(App and web page records)
=== Begin Enclosure ===
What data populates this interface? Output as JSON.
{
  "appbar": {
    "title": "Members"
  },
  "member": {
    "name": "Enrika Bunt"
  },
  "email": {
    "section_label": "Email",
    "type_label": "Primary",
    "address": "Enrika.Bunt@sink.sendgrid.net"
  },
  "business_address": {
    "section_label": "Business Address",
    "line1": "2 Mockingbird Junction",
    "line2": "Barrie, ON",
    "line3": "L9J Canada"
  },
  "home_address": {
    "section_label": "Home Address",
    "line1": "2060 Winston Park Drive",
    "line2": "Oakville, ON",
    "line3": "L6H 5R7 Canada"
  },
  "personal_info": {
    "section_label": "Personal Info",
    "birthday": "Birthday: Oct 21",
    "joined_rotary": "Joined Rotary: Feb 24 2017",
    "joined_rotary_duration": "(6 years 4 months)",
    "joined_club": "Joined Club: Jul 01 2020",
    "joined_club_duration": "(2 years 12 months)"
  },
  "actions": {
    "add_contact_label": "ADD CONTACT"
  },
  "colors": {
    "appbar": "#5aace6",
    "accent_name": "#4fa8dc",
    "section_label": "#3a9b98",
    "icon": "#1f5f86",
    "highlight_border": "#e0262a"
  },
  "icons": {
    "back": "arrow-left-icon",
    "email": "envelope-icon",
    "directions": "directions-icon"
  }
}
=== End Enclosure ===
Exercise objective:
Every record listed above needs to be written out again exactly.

Output for this task:
What data populates this interface? Output as JSON.
{
  "appbar": {
    "title": "Members"
  },
  "member": {
    "name": "Enrika Bunt"
  },
  "email": {
    "section_label": "Email",
    "type_label": "Primary",
    "address": "Enrika.Bunt@sink.sendgrid.net"
  },
  "business_address": {
    "section_label": "Business Address",
    "line1": "2 Mockingbird Junction",
    "line2": "Barrie, ON",
    "line3": "L9J Canada"
  },
  "home_address": {
    "section_label": "Home Address",
    "line1": "2060 Winston Park Drive",
    "line2": "Oakville, ON",
    "line3": "L6H 5R7 Canada"
  },
  "personal_info": {
    "section_label": "Personal Info",
    "birthday": "Birthday: Oct 21",
    "joined_rotary": "Joined Rotary: Feb 24 2017",
    "joined_rotary_duration": "(6 years 4 months)",
    "joined_club": "Joined Club: Jul 01 2020",
    "joined_club_duration": "(2 years 12 months)"
  },
  "actions": {
    "add_contact_label": "ADD CONTACT"
  },
  "colors": {
    "appbar": "#5aace6",
    "accent_name": "#4fa8dc",
    "section_label": "#3a9b98",
    "icon": "#1f5f86",
    "highlight_border": "#e0262a"
  },
  "icons": {
    "back": "arrow-left-icon",
    "email": "envelope-icon",
    "directions": "directions-icon"
  }
}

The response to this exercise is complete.